** Given data follows **
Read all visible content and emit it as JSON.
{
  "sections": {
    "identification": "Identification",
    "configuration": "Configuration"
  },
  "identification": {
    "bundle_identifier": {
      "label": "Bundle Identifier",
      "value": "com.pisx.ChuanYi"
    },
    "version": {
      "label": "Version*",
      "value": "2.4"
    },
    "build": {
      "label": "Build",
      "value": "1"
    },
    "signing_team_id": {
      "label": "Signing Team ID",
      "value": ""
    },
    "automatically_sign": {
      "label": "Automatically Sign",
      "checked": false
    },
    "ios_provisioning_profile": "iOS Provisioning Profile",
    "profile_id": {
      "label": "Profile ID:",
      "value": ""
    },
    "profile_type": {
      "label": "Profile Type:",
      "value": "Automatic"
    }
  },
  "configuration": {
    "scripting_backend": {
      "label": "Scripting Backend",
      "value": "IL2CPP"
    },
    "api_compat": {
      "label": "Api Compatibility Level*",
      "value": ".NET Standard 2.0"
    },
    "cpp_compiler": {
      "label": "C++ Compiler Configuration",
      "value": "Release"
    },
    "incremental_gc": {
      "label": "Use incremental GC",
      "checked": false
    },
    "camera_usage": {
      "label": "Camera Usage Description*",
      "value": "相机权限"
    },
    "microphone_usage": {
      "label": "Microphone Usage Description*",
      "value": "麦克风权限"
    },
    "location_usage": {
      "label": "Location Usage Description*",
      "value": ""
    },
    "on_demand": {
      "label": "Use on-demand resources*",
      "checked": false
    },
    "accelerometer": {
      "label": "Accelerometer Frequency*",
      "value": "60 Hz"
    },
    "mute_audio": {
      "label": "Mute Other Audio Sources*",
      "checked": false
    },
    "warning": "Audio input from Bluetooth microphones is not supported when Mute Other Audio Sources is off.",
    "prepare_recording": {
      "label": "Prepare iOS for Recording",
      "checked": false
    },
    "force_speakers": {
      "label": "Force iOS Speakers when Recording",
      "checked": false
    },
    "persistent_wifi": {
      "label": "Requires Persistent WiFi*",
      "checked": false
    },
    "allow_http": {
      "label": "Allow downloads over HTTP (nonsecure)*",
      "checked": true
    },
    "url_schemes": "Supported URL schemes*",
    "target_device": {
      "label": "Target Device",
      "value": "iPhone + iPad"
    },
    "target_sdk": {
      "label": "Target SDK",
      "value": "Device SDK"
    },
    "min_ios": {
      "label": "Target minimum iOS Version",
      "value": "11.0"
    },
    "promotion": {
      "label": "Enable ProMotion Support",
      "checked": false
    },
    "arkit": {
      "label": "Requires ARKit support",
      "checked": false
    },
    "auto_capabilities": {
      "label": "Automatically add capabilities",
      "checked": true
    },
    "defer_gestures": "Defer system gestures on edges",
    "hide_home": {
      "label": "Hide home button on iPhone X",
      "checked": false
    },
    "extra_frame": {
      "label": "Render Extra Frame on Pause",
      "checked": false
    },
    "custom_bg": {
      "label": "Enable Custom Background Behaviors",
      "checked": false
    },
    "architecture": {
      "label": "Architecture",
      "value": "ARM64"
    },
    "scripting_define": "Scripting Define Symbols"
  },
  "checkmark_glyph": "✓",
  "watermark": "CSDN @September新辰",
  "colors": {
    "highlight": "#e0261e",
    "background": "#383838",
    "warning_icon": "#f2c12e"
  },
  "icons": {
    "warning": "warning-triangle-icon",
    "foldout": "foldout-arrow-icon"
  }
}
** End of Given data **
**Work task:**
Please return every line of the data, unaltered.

**Answer for this exercise:**
Read all visible content and emit it as JSON.
{
  "sections": {
    "identification": "Identification",
    "configuration": "Configuration"
  },
  "identification": {
    "bundle_identifier": {
      "label": "Bundle Identifier",
      "value": "com.pisx.ChuanYi"
    },
    "version": {
      "label": "Version*",
      "value": "2.4"
    },
    "build": {
      "label": "Build",
      "value": "1"
    },
    "signing_team_id": {
      "label": "Signing Team ID",
      "value": ""
    },
    "automatically_sign": {
      "label": "Automatically Sign",
      "checked": false
    },
    "ios_provisioning_profile": "iOS Provisioning Profile",
    "profile_id": {
      "label": "Profile ID:",
      "value": ""
    },
    "profile_type": {
      "label": "Profile Type:",
      "value": "Automatic"
    }
  },
  "configuration": {
    "scripting_backend": {
      "label": "Scripting Backend",
      "value": "IL2CPP"
    },
    "api_compat": {
      "label": "Api Compatibility Level*",
      "value": ".NET Standard 2.0"
    },
    "cpp_compiler": {
      "label": "C++ Compiler Configuration",
      "value": "Release"
    },
    "incremental_gc": {
      "label": "Use incremental GC",
      "checked": false
    },
    "camera_usage": {
      "label": "Camera Usage Description*",
      "value": "相机权限"
    },
    "microphone_usage": {
      "label": "Microphone Usage Description*",
      "value": "麦克风权限"
    },
    "location_usage": {
      "label": "Location Usage Description*",
      "value": ""
    },
    "on_demand": {
      "label": "Use on-demand resources*",
      "checked": false
    },
    "accelerometer": {
      "label": "Accelerometer Frequency*",
      "value": "60 Hz"
    },
    "mute_audio": {
      "label": "Mute Other Audio Sources*",
      "checked": false
    },
    "warning": "Audio input from Bluetooth microphones is not supported when Mute Other Audio Sources is off.",
    "prepare_recording": {
      "label": "Prepare iOS for Recording",
      "checked": false
    },
    "force_speakers": {
      "label": "Force iOS Speakers when Recording",
      "checked": false
    },
    "persistent_wifi": {
      "label": "Requires Persistent WiFi*",
      "checked": false
    },
    "allow_http": {
      "label": "Allow downloads over HTTP (nonsecure)*",
      "checked": true
    },
    "url_schemes": "Supported URL schemes*",
    "target_device": {
      "label": "Target Device",
      "value": "iPhone + iPad"
    },
    "target_sdk": {
      "label": "Target SDK",
      "value": "Device SDK"
    },
    "min_ios": {
      "label": "Target minimum iOS Version",
      "value": "11.0"
    },
    "promotion": {
      "label": "Enable ProMotion Support",
      "checked": false
    },
    "arkit": {
      "label": "Requires ARKit support",
      "checked": false
    },
    "auto_capabilities": {
      "label": "Automatically add capabilities",
      "checked": true
    },
    "defer_gestures": "Defer system gestures on edges",
    "hide_home": {
      "label": "Hide home button on iPhone X",
      "checked": false
    },
    "extra_frame": {
      "label": "Render Extra Frame on Pause",
      "checked": false
    },
    "custom_bg": {
      "label": "Enable Custom Background Behaviors",
      "checked": false
    },
    "architecture": {
      "label": "Architecture",
      "value": "ARM64"
    },
    "scripting_define": "Scripting Define Symbols"
  },
  "checkmark_glyph": "✓",
  "watermark": "CSDN @September新辰",
  "colors": {
    "highlight": "#e0261e",
    "background": "#383838",
    "warning_icon": "#f2c12e"
  },
  "icons": {
    "warning": "warning-triangle-icon",
    "foldout": "foldout-arrow-icon"
  }
}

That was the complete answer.